Interview: Misha Angrist, Science Writer and Genetics Professor
By Hsien-Hsien Lei, PhD, HUGO Matters Editor
One of the the most rewarding experiences I’ve had since I began writing about genetics and health is the opportunity to meet interesting and inspiring characters in the field, whether virtually or in-person. Dr. Misha Angrist aka Genomeboy is someone who I’ve learned a great deal from over the years. His candidly astute (astutely candid?) observations on genetics and life and his participation as one of the original study subjects of the Personal Genome Project mark him as someone to watch as the genome revolution unfolds. Once you’re done reading this interview, hop on over to Twitter and follow Dr. Angrist’s stream of consciousness. You’ll be glad you did.
HUGO Matters: On your profile page at the Duke University Institute for Genome Sciences and Policy, it says you’re Assistant Professor of the Practice. What does that mean and how did you end up going from an MFA from the Bennington Writing Seminars to an MS in genetic counseling to a PhD in genetics to Assistant Professor of the Practice?
Dr. Angrist: I actually got the MS in genetic counseling first, had so much fun doing research that I went for a PhD in genetics, and then years later, after burning out as a postdoc and floundering a bit in the real world, decided to get an MFA. After that I took a job at Duke as a science editor and eventually became Assistant Professor of the Practice. “PoPs” are full-time faculty who are non-tenure-track. They generally teach more than they do research, although that’s not always the case. I enjoy both and am fortunate that I get to do both. I teach, I write grants, I do research, I write papers, and I have written what I hope will be the first of several books. (You can read about PoPs here: http://chronicle.com/article/For-These-Professors/31149/)
HUGO Matters: You’re currently working on a book, Here Is a Human Being: At the Dawn of Personal Genomics, that’s due for release in November 2010 about personal genomics and the characters involved in the development of the field. Can you tell us more about the process of writing a popular science book?
Dr. Angrist: Writing “HiaHB” was both the most gratifying thing I’ve ever been paid to do and the hardest. Despite having an MFA, I’m not convinced that anything could have prepared me for it. I made many, many mistakes and I continue to make them in the editing process.
I think for me what clinched the decision to go forward with the book was meeting George Church–such a fascinating, charismatic, eccentric, visionary and brilliant guy. And extremely warm and generous, too. He made my job so much easier than it would have been had I chosen to focus on someone else. And indeed, I was blessed to be able to talk to/follow around dozens of other compelling people inside and on the fringes of the personal genomics world. I imagine any writer of a narrative nonfiction/journalistic book relies on the kindness of strangers–I certainly did.
HUGO Matters: As if all the above weren’t enough, you’re also the fourth subject in the Personal Genome Project.
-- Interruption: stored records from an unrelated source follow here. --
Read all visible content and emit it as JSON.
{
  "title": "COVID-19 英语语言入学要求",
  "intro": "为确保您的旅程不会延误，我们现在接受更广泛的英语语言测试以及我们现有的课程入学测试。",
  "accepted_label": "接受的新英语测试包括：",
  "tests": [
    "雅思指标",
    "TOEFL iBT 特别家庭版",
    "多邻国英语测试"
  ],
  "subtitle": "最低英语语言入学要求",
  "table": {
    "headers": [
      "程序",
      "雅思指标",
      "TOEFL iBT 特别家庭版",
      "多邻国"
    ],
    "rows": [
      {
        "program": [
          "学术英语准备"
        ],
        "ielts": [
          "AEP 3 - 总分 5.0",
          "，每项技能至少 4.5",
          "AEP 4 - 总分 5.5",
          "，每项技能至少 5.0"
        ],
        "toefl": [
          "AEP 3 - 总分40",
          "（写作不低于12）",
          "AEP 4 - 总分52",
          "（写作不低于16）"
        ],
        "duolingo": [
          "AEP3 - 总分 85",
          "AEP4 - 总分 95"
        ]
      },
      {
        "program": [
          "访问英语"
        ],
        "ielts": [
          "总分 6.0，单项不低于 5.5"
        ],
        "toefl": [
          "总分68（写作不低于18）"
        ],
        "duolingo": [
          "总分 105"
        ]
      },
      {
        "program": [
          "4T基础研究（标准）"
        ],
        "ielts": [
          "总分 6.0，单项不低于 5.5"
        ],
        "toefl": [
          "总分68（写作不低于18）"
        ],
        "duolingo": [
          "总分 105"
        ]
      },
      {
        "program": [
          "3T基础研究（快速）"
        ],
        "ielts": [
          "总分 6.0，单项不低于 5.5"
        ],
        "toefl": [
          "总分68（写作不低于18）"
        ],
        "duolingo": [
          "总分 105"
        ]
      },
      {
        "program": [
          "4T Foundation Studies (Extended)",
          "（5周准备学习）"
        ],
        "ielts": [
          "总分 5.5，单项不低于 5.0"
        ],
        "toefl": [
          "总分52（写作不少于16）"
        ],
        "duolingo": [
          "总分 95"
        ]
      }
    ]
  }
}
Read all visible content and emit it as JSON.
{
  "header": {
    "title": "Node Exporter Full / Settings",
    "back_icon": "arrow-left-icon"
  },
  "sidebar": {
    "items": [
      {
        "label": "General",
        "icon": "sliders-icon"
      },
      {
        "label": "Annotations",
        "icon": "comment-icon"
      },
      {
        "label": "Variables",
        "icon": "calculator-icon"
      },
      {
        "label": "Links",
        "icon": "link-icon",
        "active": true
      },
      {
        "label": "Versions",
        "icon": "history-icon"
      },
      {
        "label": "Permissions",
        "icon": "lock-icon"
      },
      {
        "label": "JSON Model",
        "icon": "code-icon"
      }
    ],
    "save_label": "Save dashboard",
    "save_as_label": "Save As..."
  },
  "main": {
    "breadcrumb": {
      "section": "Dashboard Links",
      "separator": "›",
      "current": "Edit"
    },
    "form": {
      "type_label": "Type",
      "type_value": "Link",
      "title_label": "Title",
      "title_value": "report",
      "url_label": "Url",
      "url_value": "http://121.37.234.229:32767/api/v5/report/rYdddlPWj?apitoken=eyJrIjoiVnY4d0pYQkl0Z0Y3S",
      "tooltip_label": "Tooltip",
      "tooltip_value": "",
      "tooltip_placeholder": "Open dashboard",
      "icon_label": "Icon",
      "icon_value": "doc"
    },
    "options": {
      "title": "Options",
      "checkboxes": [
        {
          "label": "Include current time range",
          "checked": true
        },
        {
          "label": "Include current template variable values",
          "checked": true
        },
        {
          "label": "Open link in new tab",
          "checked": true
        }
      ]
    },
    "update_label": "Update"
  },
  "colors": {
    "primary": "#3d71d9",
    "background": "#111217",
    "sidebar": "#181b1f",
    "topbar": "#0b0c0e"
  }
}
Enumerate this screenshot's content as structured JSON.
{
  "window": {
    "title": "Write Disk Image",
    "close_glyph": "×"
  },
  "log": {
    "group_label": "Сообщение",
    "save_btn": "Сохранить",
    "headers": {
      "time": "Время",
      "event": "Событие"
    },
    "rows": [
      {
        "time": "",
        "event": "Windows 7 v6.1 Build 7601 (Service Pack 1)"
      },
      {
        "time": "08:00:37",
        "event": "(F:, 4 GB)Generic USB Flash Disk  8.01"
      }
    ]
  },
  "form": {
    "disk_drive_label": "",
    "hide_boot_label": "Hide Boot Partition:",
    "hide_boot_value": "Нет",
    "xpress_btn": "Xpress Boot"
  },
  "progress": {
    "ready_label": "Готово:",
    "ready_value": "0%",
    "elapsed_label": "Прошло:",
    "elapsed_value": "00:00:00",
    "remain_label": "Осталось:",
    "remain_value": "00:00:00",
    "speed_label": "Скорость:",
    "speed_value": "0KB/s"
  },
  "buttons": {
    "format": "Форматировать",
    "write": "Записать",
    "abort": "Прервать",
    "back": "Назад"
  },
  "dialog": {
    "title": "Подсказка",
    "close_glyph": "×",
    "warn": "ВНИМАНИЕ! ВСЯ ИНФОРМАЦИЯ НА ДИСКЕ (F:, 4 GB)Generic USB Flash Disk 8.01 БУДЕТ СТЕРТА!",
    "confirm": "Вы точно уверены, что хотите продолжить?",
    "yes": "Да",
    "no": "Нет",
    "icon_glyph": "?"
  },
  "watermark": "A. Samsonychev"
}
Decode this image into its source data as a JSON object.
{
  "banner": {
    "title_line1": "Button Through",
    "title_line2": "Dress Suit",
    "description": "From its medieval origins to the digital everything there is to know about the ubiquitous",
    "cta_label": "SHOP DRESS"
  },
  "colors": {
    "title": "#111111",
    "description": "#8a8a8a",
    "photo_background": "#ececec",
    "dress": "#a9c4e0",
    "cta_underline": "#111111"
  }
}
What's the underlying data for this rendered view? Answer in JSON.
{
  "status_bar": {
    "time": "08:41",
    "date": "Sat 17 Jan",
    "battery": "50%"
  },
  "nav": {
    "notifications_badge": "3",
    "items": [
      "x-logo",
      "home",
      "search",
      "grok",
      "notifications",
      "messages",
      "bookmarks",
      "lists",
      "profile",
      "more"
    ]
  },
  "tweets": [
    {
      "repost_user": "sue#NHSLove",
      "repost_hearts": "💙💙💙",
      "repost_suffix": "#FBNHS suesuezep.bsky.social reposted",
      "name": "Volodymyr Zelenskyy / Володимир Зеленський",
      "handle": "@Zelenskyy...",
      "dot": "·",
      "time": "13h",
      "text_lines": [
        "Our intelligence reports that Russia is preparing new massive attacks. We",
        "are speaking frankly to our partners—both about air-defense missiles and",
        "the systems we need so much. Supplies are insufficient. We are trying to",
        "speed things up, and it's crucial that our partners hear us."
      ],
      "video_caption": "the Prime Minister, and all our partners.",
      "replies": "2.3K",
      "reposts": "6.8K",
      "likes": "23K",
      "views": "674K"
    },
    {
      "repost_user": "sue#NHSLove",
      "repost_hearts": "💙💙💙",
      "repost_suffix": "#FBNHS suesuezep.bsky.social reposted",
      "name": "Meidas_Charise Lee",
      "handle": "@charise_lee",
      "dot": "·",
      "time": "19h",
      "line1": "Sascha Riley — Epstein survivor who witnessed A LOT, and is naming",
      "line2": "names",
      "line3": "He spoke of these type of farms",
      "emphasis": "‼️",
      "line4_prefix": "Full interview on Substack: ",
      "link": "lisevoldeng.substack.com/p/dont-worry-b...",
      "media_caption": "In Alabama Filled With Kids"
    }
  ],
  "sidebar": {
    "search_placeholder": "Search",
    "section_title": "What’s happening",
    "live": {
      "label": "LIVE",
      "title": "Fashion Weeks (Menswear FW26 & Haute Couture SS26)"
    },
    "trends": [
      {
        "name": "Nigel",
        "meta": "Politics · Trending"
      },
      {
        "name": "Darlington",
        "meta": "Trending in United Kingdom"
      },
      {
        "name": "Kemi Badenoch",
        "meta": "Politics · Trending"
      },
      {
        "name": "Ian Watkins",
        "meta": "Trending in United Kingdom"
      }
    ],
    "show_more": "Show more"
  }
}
Why did you decide to make your personal genome public? Do you think we should all do the same?
Dr. Angrist: I decided to make my genome public because I thought I needed to walk the walk. I’m someone who decries genetic determinism and says we shouldn’t be afraid of this stuff, so I thought I should put my DNA where my mouth was. Does that mean everyone should do it? Absolutely not. I think one of the things about personal genomics that gets lost sometimes, particularly by some of my colleagues in the humanities, is that it’s personal. You should be free to share or hide as much of yourself as you want; it’s not for me to say whether it’s appropriate or not. It’s none of my business. The fact that I chose to do it is a decision I made for me, not for anyone else.
I have heard the objections: “What about your family? Aren’t you exposing them?” Yes and no. I have young daughters and a family history of early-onset breast cancer. So yeah, I wanted to see whether I carried a mutation in BRCA1 or BRCA2 before I went public. (My BRCA genes are clean as far as I can tell.) Not because I didn’t want my daughters to know what might be in their genomes, but because I’m their Dad and if their risks were high I wanted them to learn about those risks from me and their Mom, not from the internet. But still, I would rather know than not know. If their children were at risk for a late-onset disease, some parents might not want to know–I respect that. But I would. As for the public aspect, I still maintain that genomes are probabilistic things and we learn about these same probabilities to some extent every time Uncle Joe can’t remember where he parked his car or Grandpa needs angioplasty.
I suspect that within a few years the power of these arguments will diminish. Anonymous genomes will always be hard to keep anonymous and their usefulness will be limited by their anonymity. Perhaps even more important, my generation (I’m 45) and its qualms about genetic information will have been overtaken by the Facebook generation and its willingness to let it all hang out.